DIRECTIONS FOR THIS TASK -> Number of lines with the string "lead" in the entries below: report it, and nothing besides.

DATA TO PROCESS ->
◆ ◆ ◆ ◆ ◆ ◆ ◆

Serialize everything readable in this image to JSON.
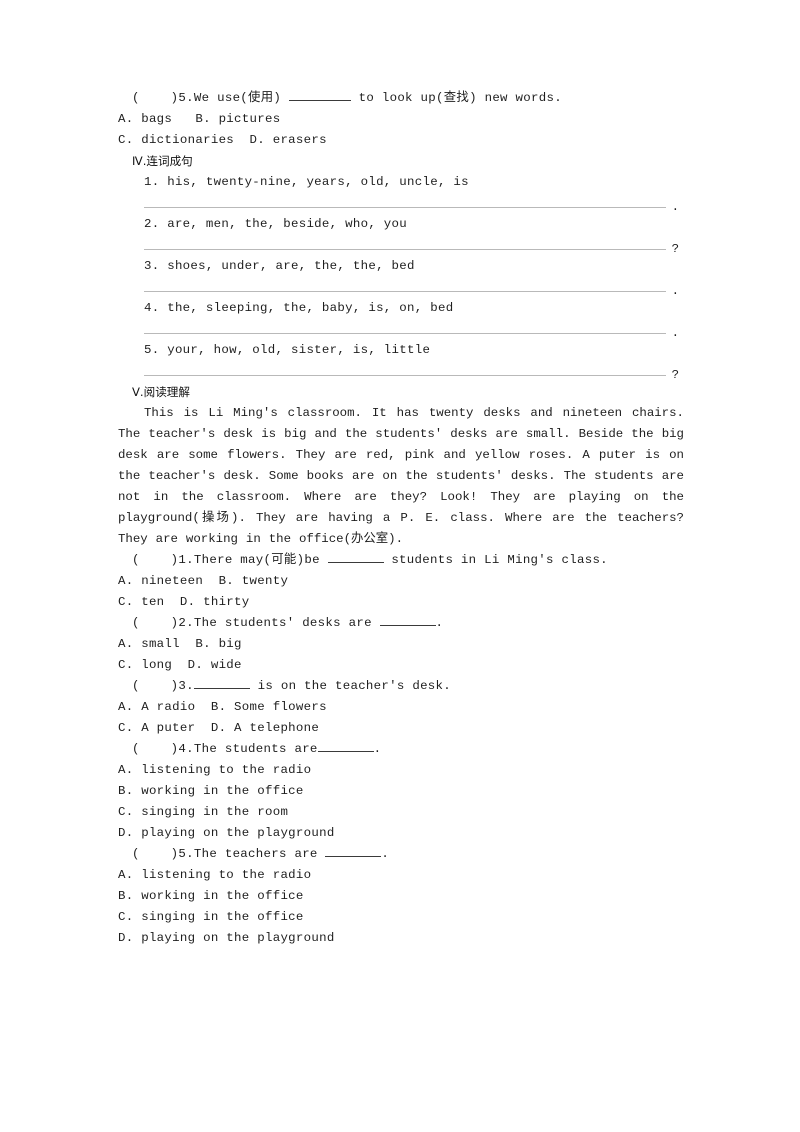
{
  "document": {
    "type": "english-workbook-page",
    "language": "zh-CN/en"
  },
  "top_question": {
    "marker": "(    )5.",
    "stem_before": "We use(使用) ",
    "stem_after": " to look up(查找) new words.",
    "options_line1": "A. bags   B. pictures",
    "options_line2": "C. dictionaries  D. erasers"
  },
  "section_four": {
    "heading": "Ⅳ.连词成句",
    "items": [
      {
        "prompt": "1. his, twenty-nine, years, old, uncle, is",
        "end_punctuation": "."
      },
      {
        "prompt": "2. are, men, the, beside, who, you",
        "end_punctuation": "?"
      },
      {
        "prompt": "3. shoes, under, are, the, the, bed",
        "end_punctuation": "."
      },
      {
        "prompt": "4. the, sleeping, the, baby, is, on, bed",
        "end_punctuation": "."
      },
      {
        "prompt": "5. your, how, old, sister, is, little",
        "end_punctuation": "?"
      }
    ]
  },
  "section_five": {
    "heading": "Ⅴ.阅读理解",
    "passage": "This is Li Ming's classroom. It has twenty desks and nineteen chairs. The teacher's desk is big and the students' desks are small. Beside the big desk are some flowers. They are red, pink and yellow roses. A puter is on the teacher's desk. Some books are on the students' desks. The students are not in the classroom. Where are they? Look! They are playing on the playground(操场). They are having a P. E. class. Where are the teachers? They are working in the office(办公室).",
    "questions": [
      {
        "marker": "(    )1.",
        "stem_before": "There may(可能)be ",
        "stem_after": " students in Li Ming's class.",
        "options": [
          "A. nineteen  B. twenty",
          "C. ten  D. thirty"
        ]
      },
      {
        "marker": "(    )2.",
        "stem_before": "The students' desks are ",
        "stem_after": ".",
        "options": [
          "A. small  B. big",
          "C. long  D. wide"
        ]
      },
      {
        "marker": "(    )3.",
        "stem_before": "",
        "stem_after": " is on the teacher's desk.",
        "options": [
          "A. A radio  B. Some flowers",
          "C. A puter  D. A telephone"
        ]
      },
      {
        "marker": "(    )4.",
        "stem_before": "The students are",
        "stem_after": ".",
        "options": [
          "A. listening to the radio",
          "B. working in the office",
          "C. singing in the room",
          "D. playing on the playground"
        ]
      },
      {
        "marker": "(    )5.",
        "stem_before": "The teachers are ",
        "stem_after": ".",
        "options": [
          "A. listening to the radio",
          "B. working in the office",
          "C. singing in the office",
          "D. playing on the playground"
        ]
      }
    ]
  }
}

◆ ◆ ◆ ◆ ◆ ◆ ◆

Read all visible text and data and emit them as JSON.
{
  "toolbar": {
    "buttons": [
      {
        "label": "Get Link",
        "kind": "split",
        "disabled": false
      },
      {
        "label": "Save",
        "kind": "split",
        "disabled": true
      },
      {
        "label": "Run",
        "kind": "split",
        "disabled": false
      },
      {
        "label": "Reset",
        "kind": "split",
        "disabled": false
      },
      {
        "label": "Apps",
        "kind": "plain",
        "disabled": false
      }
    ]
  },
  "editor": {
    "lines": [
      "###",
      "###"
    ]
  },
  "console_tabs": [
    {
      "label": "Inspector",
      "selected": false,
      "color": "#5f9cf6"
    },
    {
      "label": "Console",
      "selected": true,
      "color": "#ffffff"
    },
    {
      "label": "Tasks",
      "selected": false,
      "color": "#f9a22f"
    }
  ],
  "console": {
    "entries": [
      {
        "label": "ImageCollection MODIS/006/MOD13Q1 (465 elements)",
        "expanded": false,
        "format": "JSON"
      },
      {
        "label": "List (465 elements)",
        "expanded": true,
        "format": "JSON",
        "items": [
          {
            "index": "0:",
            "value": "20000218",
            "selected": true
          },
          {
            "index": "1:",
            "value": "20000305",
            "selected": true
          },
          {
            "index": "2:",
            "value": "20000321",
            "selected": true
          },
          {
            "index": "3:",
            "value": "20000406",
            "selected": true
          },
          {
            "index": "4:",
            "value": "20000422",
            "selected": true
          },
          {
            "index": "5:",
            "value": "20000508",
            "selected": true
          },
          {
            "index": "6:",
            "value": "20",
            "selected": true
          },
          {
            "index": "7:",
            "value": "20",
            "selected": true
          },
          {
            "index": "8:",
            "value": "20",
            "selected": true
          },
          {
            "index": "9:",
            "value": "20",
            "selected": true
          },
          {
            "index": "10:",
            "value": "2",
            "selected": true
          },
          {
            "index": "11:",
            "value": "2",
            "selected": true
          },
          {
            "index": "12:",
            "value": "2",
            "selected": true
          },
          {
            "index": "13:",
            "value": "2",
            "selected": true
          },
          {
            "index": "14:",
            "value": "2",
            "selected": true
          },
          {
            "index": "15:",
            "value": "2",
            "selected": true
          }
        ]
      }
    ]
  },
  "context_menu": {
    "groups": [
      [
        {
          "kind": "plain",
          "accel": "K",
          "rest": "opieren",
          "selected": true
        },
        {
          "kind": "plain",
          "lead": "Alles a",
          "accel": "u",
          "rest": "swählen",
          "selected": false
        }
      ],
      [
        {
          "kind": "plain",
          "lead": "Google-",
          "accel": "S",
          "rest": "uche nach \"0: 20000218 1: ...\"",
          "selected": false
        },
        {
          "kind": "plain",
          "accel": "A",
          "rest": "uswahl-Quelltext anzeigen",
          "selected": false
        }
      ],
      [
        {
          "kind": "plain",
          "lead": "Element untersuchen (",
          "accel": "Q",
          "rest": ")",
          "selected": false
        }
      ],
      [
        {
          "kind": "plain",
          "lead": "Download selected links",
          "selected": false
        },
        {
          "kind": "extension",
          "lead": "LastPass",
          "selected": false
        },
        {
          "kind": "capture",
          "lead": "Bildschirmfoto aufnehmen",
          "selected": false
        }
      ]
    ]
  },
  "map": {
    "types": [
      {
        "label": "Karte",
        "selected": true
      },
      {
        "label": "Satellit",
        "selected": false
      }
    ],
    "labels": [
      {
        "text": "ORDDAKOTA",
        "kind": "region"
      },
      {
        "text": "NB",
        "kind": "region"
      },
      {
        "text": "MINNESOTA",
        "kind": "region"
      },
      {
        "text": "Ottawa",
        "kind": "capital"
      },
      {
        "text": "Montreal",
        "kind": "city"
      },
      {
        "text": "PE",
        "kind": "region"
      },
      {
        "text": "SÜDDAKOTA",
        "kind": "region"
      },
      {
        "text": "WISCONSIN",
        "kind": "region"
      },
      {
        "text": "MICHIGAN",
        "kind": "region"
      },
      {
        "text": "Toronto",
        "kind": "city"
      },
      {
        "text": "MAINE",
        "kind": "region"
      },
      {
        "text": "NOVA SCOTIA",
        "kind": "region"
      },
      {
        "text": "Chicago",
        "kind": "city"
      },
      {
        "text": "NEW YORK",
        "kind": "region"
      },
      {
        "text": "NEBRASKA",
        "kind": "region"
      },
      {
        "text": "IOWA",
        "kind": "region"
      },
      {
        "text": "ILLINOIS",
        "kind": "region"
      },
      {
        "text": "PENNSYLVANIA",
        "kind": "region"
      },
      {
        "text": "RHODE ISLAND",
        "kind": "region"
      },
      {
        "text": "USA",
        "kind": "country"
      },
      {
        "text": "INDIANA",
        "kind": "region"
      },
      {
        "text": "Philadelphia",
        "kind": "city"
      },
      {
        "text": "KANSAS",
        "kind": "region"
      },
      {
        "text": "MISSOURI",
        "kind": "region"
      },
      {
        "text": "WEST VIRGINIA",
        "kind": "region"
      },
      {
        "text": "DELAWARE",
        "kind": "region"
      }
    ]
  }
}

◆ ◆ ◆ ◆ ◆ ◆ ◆

ANSWER SPACE -> 6